» Work to complete
Return the lines below in which the string "badge" occurs.

» Records to use
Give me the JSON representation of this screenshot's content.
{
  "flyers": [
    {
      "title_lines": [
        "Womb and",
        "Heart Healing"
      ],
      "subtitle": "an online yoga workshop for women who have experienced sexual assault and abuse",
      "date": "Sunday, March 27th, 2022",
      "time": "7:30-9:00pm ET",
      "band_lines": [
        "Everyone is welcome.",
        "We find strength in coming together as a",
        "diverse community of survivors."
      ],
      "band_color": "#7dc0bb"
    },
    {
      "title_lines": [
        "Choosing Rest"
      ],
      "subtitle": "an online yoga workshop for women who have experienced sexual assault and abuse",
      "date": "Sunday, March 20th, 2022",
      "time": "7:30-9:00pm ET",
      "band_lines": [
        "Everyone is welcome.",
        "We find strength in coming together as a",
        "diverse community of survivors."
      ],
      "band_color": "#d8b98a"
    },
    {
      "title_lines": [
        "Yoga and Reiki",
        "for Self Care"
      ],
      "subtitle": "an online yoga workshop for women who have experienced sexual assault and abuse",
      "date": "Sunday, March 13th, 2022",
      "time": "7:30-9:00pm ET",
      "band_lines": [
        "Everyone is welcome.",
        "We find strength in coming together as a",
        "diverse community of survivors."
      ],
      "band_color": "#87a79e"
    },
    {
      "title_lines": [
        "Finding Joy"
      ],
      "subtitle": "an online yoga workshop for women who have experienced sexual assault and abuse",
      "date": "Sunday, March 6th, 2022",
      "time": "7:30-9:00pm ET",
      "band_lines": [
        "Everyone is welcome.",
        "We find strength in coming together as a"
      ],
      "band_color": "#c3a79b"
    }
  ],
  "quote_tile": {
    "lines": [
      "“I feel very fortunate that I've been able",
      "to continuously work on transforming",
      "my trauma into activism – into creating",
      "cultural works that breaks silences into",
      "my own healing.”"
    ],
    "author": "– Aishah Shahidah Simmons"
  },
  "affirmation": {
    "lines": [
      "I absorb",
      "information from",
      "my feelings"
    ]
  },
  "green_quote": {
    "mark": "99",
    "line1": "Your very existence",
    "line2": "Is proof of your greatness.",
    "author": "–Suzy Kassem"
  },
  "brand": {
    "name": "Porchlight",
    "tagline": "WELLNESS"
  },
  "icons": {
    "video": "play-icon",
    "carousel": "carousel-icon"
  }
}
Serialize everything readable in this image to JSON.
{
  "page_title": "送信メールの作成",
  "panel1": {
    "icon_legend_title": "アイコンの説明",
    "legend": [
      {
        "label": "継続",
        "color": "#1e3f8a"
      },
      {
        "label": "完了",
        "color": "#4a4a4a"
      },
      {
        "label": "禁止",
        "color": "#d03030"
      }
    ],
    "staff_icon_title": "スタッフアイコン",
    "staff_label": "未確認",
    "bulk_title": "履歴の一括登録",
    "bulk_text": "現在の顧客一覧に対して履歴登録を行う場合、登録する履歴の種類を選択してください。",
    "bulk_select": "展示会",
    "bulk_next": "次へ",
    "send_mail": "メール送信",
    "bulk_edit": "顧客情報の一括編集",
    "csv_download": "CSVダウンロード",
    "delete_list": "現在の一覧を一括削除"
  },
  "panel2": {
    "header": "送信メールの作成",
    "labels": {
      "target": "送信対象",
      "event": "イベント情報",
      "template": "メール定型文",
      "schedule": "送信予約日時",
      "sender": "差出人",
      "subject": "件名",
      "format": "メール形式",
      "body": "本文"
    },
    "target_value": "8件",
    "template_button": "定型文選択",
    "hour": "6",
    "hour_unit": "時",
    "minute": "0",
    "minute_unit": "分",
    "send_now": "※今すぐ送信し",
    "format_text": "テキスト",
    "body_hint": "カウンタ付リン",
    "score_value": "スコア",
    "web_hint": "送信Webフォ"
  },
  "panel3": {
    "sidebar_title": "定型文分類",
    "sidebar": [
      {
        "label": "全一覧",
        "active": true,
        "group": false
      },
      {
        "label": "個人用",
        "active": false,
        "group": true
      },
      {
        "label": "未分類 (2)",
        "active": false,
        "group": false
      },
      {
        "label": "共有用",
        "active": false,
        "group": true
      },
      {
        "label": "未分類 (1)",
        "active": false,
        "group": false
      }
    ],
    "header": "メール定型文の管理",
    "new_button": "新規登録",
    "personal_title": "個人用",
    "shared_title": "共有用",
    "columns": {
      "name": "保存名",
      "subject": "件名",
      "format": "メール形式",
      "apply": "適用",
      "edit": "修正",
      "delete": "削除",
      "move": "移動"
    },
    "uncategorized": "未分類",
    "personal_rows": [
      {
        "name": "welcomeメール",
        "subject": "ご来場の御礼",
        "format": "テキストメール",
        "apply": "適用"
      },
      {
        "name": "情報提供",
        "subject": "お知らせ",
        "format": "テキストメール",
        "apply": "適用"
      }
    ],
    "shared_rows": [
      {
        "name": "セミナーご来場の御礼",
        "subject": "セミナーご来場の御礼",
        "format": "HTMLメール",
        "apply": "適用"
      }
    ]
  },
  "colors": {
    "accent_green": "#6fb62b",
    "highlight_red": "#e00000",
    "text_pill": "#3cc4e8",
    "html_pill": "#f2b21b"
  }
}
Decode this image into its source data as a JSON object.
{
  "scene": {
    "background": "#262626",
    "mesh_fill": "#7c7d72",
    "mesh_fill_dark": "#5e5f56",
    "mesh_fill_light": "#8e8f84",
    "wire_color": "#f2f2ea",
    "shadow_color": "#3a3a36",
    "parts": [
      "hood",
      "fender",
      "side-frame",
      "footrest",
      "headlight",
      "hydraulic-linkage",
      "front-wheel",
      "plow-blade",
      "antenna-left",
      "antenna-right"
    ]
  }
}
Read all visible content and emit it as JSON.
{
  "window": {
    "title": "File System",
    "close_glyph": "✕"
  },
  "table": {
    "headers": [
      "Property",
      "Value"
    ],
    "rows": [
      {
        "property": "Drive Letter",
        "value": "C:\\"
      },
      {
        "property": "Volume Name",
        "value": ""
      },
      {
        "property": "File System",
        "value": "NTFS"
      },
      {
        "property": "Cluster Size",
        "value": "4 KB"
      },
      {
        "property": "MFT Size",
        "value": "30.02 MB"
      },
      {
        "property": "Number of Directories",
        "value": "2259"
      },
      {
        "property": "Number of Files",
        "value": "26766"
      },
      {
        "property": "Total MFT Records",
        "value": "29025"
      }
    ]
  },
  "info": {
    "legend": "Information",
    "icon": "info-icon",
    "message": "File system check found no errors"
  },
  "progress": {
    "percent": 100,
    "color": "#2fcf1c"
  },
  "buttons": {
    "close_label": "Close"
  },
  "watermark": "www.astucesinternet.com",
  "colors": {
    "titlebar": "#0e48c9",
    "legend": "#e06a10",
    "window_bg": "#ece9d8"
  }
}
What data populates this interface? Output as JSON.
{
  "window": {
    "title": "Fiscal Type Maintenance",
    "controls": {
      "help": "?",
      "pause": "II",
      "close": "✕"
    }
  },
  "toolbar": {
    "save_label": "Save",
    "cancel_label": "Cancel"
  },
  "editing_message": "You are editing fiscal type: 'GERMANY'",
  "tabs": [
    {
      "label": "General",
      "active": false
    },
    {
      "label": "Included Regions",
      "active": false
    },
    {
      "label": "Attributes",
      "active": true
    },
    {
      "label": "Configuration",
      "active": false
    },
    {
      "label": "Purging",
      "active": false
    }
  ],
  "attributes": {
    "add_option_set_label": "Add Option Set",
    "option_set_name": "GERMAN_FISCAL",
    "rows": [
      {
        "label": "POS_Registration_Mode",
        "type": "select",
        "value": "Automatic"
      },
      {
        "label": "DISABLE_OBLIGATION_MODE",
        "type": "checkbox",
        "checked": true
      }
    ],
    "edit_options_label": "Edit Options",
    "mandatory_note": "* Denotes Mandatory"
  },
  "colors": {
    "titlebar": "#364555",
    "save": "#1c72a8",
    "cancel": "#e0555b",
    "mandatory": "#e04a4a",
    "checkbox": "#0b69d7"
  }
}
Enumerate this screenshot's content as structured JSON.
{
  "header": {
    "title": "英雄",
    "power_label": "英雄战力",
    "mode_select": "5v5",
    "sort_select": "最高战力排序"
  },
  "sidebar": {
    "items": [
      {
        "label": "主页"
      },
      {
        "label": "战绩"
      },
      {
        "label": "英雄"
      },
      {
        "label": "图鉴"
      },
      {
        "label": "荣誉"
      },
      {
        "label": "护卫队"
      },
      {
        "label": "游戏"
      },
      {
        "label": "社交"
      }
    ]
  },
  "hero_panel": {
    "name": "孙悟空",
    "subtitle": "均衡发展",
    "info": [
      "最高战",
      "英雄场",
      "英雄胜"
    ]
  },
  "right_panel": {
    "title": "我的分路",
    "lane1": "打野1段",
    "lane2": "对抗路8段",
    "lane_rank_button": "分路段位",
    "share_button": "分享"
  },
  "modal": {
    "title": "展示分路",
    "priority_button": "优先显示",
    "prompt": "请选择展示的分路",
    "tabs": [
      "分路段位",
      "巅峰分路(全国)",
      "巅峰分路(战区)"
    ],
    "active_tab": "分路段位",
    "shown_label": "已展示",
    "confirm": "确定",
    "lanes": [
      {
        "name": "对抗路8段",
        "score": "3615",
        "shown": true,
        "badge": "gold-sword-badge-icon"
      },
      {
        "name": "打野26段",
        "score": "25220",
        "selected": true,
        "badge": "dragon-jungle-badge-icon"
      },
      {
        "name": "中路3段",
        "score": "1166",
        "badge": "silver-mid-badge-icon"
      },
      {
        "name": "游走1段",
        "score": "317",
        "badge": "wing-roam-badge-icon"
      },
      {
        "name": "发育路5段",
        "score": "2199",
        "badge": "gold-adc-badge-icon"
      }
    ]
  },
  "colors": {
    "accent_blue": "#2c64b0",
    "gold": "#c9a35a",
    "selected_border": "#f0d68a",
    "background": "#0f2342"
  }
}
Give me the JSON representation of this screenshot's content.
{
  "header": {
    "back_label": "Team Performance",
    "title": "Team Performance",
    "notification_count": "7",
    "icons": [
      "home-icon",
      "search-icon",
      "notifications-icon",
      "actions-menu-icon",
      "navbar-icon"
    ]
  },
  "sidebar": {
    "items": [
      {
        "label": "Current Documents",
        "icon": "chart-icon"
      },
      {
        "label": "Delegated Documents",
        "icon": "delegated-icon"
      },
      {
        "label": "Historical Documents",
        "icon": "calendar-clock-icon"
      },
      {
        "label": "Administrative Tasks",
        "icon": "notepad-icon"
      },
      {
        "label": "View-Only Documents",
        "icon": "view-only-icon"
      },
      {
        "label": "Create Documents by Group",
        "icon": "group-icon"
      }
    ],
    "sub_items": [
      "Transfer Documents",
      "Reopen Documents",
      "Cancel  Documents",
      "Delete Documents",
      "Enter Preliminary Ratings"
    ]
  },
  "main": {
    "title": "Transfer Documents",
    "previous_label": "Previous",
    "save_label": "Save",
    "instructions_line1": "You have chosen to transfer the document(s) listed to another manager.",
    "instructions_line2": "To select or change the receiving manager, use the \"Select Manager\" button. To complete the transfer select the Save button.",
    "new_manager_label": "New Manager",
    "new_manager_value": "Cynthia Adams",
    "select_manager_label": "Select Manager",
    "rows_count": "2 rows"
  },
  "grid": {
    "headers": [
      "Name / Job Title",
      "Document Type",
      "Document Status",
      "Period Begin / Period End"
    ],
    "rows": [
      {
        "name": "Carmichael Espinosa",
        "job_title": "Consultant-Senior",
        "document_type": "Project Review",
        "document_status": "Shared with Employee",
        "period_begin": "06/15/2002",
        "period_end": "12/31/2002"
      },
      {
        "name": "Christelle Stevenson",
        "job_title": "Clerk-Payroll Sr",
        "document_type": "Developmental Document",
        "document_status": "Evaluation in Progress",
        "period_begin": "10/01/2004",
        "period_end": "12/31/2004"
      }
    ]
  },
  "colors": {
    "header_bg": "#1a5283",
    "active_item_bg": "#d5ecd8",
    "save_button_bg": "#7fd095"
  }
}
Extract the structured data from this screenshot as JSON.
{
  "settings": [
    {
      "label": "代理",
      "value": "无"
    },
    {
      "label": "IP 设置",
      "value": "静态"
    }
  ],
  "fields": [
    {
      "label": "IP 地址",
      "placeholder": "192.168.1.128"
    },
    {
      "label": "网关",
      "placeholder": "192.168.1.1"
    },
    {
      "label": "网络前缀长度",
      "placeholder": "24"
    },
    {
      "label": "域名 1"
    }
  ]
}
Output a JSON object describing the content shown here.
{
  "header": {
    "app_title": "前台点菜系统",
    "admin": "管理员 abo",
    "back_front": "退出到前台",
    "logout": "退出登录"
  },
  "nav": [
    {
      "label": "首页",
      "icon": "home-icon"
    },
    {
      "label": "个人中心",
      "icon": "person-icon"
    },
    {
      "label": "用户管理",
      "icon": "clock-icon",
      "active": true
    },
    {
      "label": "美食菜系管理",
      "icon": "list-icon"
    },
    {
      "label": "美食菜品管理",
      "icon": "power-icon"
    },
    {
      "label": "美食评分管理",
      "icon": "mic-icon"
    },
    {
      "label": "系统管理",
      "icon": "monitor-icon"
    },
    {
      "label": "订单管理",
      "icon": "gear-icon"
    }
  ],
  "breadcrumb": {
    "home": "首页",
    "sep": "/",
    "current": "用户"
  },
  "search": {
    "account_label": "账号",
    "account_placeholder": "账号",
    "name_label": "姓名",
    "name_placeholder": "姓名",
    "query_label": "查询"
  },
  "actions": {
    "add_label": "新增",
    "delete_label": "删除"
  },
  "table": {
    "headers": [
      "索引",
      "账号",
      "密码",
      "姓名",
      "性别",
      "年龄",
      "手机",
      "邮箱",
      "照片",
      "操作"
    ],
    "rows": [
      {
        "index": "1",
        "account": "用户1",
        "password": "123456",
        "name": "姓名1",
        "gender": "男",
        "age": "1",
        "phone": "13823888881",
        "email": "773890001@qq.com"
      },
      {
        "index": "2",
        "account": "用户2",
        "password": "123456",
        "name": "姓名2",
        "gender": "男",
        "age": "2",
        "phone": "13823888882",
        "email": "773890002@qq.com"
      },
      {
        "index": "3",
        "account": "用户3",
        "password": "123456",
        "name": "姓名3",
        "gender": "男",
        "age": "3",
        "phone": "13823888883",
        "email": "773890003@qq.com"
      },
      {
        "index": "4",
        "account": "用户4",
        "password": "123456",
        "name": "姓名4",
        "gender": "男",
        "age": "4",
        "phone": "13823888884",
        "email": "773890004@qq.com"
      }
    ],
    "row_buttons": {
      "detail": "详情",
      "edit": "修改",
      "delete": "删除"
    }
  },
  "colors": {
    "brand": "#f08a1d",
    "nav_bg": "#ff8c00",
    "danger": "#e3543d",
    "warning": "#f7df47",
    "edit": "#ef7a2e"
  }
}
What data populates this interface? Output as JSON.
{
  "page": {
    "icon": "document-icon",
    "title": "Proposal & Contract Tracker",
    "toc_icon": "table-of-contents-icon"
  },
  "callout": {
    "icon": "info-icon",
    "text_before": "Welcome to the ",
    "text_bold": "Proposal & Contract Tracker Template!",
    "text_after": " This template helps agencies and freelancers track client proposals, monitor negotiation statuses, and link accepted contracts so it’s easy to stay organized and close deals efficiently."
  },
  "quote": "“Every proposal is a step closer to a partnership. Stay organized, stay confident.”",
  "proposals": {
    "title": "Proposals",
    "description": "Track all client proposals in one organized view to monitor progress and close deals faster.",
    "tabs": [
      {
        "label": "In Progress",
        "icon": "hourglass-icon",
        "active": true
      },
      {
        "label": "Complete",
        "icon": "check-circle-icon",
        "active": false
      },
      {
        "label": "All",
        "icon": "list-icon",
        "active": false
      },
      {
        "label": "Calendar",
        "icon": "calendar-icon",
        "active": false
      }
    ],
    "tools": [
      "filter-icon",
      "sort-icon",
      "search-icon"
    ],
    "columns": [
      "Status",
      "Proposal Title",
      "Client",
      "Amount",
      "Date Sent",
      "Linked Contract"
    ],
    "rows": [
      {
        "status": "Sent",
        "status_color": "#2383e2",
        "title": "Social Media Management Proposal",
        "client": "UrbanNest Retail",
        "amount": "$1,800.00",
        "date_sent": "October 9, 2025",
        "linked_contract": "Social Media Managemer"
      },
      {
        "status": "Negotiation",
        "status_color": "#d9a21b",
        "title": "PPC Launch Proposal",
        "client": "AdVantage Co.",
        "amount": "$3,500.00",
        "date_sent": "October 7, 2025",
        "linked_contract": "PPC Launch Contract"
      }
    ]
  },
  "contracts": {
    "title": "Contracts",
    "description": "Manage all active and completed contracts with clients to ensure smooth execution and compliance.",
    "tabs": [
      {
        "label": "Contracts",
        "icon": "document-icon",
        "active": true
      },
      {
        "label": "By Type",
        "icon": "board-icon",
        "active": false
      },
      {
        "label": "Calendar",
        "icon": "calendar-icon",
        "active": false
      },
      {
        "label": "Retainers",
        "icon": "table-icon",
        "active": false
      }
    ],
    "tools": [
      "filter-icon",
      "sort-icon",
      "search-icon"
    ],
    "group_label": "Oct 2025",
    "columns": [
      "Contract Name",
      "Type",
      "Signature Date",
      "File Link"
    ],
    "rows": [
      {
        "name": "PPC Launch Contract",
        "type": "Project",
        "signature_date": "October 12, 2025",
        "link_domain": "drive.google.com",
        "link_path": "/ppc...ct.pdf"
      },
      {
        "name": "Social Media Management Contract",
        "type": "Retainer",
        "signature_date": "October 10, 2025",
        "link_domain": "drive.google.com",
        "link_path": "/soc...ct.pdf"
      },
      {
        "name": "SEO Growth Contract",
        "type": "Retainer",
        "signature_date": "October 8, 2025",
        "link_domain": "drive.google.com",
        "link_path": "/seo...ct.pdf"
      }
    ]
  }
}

» Solution to this problem
        "badge": "gold-sword-badge-icon"
        "badge": "dragon-jungle-badge-icon"
        "badge": "silver-mid-badge-icon"
        "badge": "wing-roam-badge-icon"
        "badge": "gold-adc-badge-icon"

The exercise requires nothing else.